However, you will have to strain to hear the low notes. And the bass is really silent. You will not enjoy heavy-bass songs because they all seem flat. But every time, the laptop holds up on the gaming front really well. The audio while I was playing “Tomb Raider” was immersive and well-balanced. I could hear the music, dialogues and sound effects all equally clearly. There are pre-sets for games and movies (read here about the best laptop for watching movies), and the audio holds up really well in both.
Under normal non-gaming usage, the laptop kept its cool. While streaming videos and surfing the internet, the Blade 14 stayed well below the comfort zone of 90 degrees. But as soon as the Tomb Raider started, the laptop started heating up too.
Even with the custom designed heat pipe by Razer, the touchpad and other areas of the laptop remained too hot to use while gaming. The touchpad measured 98 degrees while the center part of the keypad between keys G and H was 113 degrees.
That’s not it!
The bottom part of the laptop was a scorching 125 degrees. So don’t even think about gaming on Blade 14 while keeping it on your lap.
Gaming and Graphics
You can put Razer Blade 14 (2013) with the best gaming laptops. With the help of Nvidia GeForce GTX 765M GPU with 2GB of VRAM, the gamers play the most taxing games graphically with silky smoothness.
I adjusted the graphics settings to test the machine limits while playing Tomb Raiders. I tested the game in all 4 settings – low, normal, ultimate and ultra. The laptop held up really well in almost all the settings. During the ultra-setting, the game began to stutter. The fps dropped to 29. I tested many other high-graphic games too.
I must say the machine is really top-notch.

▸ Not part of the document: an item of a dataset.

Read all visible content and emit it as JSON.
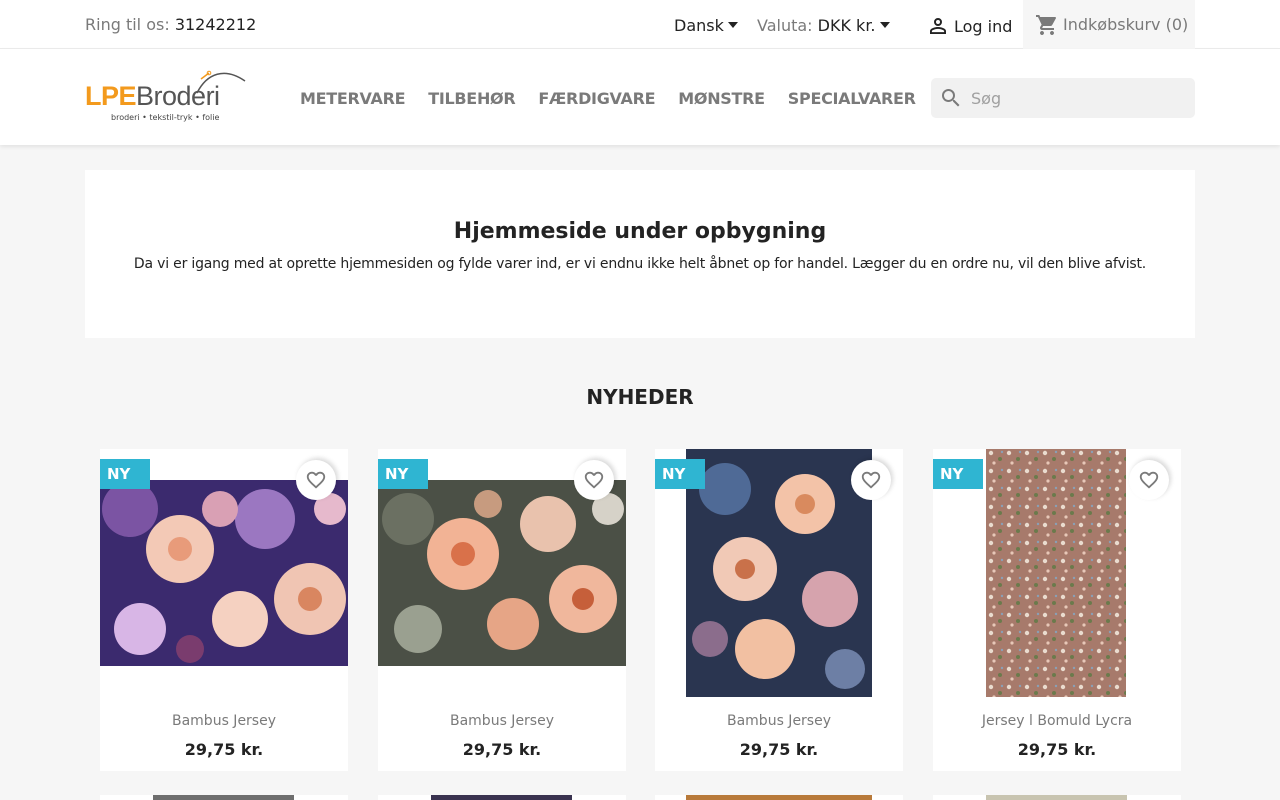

The laptop has a good battery life. For less-intensive tasks, the laptop uses Intel HD Graphics 4600 GPU. While surfing the internet over Wi-Fi, the laptop lasted a good 8 hours and 7 minutes. That is quite longer than an average thin and small gaming laptop.
I understand that deep urge of playing games and the frustration of not finding enough time. I also go through that phase where I miss those care-free gaming days terribly. But what can I say?
Unfortunately, we all have to grow up and take smart decisions. And for that, you have to find a middle road. A laptop that is highly productive yet very good at gaming is a rare find. And here you have 5 incredible options.
Make a smart move. Take a smart decision.